“Where did she go? Did she head into town on foot.”

“No, sir. She was hiding in the back seat.”

“Would you happen to know who she was and why she was hiding?”

“She was afraid of her father finding out that she was out here.”

“Do you know who she was?”

“I’ve seen her around town, but don’t know who she is.”

The sheriff accepted this and let it go. “Well, that’s about it for now. When will you and your family be heading out?”

“My parents already left, sir. I’m here by myself now.”

The sheriff raised his eyebrows.

“Classes start in two weeks. Dad said staying here would be cheaper than staying on campus.”

“I wouldn’t know about that. Well, I’ll let you get along home. If I have any other questions or think of something else, I’ll be in touch.”

“Good night, sir.” Billy went across the road to retrieve his bike, turned around, and pedaled back to the house.

Back inside, he turned off the television and went up the stairs to his bedroom, where he stripped off his clothes and crawled into bed. Sleep was slow in coming. His mind was working overtime, and for some reason he couldn’t fathom, his thoughts kept returning to the DeVille woman lying by the side of the road. Every time he saw her in his mind, he was seized by chills. When he was younger, his grandmother always said somebody was walking over her grave whenever she got the shivers, and why that thought would to him at this moment bothered him more than he could say. For the second time within twenty-four hours, Billy Anders wondered if staying in this house by himself wasn’t such a great idea afterall.

He tossed and turned, but sleep wouldn’t come. He kept seeing her face, eyes closed, lips moving silently, as if she was uttering a prayer. He tried reading, but found he couldn’t concentrate on the words. Why old lady DeVille being hit by a car preyed on his mind the way it was he couldn’t say, but he didn’t have a good feeling about it.

Eventually, he got out of bed and returned to the living room. He turned the TV on again, fluffed the pillows under his head, covered himself with the blankets, and tried to lose himself in a movie. He stared at the screen without really seeing the action unfolding there. His thoughts had moved on, leaving the old lady on the side of the road and turned towards the house on the bluff, where is sat like a bird of prey overlooking the town. The image of the darkened house looming over the land below scared the shit out of him worse than any horror movie he had ever seen. He saw himself walking up the road towards the house. It was like he was dreaming while he was awake, but it was more like a waking nightmare since he couldn’t shake the images. He approached the house. As he walked up to the door, it swung open on its own, revealing nothing but a threatening darkness beyond. Something was waiting for him. Something that terrified him. That knowledge alone should have had him running the other way, but he took a step forward and entered the house. As the door closed behind him, sleep finally claimed him. If he dreamed, he didn’t remember it.
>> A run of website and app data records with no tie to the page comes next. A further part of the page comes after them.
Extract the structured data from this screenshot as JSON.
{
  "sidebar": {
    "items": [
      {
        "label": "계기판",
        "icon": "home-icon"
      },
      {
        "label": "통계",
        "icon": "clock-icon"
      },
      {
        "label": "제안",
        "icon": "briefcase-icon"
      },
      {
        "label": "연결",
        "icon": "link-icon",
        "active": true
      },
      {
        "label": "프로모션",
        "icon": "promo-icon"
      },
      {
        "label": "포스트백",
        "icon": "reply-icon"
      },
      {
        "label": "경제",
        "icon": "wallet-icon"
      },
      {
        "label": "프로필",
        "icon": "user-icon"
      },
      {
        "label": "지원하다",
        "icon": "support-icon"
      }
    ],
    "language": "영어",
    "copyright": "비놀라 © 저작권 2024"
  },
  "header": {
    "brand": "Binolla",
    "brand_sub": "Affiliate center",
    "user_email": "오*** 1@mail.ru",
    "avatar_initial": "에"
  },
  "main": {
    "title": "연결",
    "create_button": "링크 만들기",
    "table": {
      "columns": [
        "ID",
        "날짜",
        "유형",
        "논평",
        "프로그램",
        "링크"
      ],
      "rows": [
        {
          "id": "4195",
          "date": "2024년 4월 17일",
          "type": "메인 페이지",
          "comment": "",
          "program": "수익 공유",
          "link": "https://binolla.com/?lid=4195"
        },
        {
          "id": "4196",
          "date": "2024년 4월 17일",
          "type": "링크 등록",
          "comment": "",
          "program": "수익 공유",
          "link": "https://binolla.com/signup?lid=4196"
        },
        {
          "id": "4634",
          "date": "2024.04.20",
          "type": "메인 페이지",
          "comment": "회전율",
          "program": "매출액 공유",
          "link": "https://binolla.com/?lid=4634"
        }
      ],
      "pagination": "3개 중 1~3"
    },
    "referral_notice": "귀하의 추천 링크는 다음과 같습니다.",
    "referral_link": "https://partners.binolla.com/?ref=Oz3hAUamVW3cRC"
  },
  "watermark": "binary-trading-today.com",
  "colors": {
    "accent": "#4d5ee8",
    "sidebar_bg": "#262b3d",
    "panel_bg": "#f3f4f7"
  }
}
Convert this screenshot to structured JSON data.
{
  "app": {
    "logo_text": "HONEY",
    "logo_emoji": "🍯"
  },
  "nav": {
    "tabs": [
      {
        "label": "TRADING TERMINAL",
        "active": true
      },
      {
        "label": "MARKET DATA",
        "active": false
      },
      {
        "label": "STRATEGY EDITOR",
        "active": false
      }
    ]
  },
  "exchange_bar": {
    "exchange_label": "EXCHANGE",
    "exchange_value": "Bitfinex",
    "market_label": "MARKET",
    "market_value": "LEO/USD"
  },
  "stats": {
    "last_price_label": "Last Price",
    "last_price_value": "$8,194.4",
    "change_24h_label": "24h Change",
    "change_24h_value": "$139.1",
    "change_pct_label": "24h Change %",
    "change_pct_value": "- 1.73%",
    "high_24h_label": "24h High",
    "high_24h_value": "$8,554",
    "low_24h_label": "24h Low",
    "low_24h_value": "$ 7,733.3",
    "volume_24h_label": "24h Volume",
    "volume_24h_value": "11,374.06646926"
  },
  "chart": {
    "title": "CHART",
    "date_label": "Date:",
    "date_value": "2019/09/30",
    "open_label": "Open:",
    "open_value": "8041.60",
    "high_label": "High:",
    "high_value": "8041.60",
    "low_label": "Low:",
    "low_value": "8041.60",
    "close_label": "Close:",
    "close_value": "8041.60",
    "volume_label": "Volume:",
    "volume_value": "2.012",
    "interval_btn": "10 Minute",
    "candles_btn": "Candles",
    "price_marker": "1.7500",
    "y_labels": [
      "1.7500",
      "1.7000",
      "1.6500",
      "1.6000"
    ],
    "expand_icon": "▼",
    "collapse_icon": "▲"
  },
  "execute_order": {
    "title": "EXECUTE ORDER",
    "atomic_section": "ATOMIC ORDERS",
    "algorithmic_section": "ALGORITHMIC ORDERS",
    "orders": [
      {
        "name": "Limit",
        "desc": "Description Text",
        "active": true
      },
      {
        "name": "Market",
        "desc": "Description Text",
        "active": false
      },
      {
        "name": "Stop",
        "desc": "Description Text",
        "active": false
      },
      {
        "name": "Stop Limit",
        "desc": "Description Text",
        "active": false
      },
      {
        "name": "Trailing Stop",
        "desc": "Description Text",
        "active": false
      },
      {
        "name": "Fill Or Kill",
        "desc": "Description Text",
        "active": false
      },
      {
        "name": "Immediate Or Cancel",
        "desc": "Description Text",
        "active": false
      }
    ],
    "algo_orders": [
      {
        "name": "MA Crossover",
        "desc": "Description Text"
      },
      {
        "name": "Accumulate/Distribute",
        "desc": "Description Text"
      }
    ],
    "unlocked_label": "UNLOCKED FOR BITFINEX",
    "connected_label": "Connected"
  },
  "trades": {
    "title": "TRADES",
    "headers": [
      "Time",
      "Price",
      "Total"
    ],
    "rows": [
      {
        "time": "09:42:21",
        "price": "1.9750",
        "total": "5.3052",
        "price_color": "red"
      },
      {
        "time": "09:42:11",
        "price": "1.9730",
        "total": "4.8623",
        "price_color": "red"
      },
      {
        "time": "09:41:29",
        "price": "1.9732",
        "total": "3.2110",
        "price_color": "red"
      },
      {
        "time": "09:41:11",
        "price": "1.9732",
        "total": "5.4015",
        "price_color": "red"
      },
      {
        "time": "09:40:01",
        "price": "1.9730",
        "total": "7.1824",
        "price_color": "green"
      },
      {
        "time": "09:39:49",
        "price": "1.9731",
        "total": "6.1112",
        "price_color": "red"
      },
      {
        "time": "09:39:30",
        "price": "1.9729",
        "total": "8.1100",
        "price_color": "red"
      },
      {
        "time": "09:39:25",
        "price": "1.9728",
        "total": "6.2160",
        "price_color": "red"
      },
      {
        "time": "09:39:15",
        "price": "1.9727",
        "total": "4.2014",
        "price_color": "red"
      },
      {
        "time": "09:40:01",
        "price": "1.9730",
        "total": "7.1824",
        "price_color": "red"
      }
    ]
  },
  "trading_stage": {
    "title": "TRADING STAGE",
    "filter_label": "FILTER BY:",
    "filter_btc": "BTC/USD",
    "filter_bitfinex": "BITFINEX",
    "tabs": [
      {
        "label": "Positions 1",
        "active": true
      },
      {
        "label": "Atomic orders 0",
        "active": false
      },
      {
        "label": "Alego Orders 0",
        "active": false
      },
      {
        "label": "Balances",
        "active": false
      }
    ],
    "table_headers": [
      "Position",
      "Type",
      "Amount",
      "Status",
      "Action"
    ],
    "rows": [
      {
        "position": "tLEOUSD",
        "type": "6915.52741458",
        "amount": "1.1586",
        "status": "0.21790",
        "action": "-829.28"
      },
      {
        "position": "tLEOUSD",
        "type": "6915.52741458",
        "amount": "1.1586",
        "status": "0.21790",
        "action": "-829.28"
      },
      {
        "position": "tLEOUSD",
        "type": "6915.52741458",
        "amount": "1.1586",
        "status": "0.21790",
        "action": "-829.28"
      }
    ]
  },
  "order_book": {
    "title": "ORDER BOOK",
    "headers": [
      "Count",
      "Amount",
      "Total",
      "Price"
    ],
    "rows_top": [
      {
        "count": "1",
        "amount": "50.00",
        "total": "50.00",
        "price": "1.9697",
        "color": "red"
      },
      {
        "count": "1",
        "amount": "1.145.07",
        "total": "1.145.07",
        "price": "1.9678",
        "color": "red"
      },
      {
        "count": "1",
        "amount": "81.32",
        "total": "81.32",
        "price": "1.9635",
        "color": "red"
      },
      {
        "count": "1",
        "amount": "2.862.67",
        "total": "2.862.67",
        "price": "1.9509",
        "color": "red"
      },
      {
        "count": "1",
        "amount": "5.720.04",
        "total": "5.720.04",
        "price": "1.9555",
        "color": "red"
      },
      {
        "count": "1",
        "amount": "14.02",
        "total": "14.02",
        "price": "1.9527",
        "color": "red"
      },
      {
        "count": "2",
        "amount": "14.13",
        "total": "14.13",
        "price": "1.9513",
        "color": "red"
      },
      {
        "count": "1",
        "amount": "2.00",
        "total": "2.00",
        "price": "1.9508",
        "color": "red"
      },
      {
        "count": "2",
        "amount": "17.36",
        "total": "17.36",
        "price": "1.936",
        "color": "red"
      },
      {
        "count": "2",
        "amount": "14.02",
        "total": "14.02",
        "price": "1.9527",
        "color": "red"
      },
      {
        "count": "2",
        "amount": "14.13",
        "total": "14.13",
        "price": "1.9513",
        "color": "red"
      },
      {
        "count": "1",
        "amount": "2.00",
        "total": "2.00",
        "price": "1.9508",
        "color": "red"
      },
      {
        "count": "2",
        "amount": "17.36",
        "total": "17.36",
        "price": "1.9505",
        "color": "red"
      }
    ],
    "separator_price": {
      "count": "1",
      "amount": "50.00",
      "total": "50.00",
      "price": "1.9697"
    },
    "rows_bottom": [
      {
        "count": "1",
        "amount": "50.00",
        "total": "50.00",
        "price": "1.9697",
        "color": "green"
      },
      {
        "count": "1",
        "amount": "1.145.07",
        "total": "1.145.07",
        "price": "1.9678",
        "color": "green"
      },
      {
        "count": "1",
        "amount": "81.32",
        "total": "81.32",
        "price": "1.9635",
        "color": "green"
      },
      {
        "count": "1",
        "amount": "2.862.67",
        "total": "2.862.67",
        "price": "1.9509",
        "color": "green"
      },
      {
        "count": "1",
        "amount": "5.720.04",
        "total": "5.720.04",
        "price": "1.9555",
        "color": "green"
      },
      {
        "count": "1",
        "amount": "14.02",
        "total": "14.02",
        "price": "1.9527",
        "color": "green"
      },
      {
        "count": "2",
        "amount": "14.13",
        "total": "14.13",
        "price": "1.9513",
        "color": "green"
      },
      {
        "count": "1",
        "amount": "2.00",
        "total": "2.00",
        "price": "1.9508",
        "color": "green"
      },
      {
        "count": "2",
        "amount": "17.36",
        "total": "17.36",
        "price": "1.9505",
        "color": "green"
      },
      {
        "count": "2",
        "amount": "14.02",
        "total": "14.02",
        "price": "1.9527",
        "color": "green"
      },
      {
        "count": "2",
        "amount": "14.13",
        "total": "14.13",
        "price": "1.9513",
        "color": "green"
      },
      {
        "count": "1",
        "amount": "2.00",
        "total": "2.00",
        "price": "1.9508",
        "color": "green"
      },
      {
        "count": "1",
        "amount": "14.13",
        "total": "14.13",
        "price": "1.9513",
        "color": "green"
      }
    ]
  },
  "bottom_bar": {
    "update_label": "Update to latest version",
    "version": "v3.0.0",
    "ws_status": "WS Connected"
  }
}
Or he wasn’t being allowed to remember.

He didn’t know which, and wasn’t sure he wanted to.